Speaker 3:

You can stand out from the crowd, because I'm a nerd and have a bunch of data. I think we've been able to build a roadmap for that, and now it's kind of on you whether you're gonna do it or not.

Speaker 2:

I know folks are gonna want to stay connected with you and continue to learn from you, will you? And they're gonna wanna pick up a copy of the book. What's the best place for them to continue to learn from you? Connect with you, pick it up.

Speaker 3:

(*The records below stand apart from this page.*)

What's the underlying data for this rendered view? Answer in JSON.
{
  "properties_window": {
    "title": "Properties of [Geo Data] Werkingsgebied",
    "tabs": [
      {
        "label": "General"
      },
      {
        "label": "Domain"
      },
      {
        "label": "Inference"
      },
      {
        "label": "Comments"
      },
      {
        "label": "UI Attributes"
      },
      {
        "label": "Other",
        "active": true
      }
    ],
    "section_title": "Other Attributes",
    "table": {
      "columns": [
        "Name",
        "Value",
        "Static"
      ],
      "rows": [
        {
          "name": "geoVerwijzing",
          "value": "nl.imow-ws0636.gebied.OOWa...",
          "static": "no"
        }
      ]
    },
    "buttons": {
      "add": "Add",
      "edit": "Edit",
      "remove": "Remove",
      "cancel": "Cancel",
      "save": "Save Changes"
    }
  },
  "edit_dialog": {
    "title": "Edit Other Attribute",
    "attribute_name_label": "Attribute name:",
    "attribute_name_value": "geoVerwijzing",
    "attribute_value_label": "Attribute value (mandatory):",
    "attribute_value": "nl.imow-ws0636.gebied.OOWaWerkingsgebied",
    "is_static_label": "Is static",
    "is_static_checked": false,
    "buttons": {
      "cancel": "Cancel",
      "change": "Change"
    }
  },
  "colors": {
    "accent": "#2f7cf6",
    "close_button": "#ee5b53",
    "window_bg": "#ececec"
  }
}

We never wanted to name the firm after me, in fact, I'd said no and I bought like 300 domain names. I'm like yeah, and you think you got a lot of books. I got more names than you do books. I need to get in a recovery group. It's not good, but like lifetime status with GoDaddy, oh God. So I gave all these domain names to the search engine experts, right, and said which one's the right one? We'll name the company after it, we'll run with it. And they came back and they said good news, bad news we found the right domain name. That's the good news. Bad news is it's your last name. And I'm like I thought I said no, no, no, no, here's out. Your last name is so screwed up that's how they said it too that you can misspell it into Google a hundred different ways and it will drive back to your domain. And they were right. So how do you stay connected? They just try spelling Google into Vanderbluemann, into Google, just any way you want. It will get you to our website. There are probably 4,000 free resources there on building and running and keeping a great team. Have them, run with them, get better from them. The book same deal. It'll be on the top of the website. There is a website with all book resources. It's called theunicornbookcom. But the easiest way is just. You can even do it on Amazon. Just try and type Vanderbluemann, it will get to me, because it's yeah. I used to hate my name growing up. Now I'm kind of thankful.

Speaker 2:

That's pretty remarkable. I love that. Yeah, william, thank you for today. This has been so insightful, so much wisdom you shared here and you've been so generous, and I appreciate that, thank you.

Speaker 3:

Oh, thanks for having me on, william. You're really good at what you do, you're easy to talk to and I appreciate you having me.

Speaker 2:

Thanks for joining me for this episode today. As we wrap up, I'd love for you to do two things. First, subscribe to this podcast so you don't miss an episode, and if you find value here, I'd love it if you would rate it and review it. That really does make a difference in helping other people to discover this podcast. Second, if you don't have a copy of my newest book, catalytic Leadership, I'd love to put a copy in your hands. If you go to catalyticaleadershipbookcom, you can get a copy for free. Just pay the shipping so I can get it to you and we'll get one right out. My goal is to put this into the hands of as many leaders as possible. This book captures principles that I've learned in 20 plus years of coaching leaders in the entrepreneurial space, in business, government, non-profits, education and the local church. You can also connect with me on LinkedIn to keep up with what I'm currently learning and thinking about. And if you're ready to take a next step with a coach to help you intentionally grow and thrive as a leader, I'd be honored to help you. Just go to catalyticaleadershipnet to book a call with me. Stay tuned for our next episode next week. Until then, as always, leaders choose to be catalytic music playing].

Speaker 1:

Thanks for listening to Catalytic Leadership with Dr William Attaway. Be sure to subscribe wherever you listen to podcasts so you don't miss the next episode. Want more? Go to catalyticaleadershipnet.

Interview With William VanderBloomen on Leadership
Data-Driven Book to Stand Out
The Value of Self-Awareness and Assessments
Leadership and Continued Growth
Catalytic Leadership and Book Announcement